Exercise goal ->
Repeat the data exactly, every last line of it.

Input data ->
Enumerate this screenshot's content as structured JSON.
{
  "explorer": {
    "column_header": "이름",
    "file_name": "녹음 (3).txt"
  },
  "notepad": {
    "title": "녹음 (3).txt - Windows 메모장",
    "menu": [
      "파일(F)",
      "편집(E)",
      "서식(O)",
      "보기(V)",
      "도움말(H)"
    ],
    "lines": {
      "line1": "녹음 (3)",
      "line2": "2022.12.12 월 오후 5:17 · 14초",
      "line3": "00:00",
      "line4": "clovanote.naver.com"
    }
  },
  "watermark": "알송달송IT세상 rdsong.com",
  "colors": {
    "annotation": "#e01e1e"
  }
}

Result below ->
Enumerate this screenshot's content as structured JSON.
{
  "explorer": {
    "column_header": "이름",
    "file_name": "녹음 (3).txt"
  },
  "notepad": {
    "title": "녹음 (3).txt - Windows 메모장",
    "menu": [
      "파일(F)",
      "편집(E)",
      "서식(O)",
      "보기(V)",
      "도움말(H)"
    ],
    "lines": {
      "line1": "녹음 (3)",
      "line2": "2022.12.12 월 오후 5:17 · 14초",
      "line3": "00:00",
      "line4": "clovanote.naver.com"
    }
  },
  "watermark": "알송달송IT세상 rdsong.com",
  "colors": {
    "annotation": "#e01e1e"
  }
}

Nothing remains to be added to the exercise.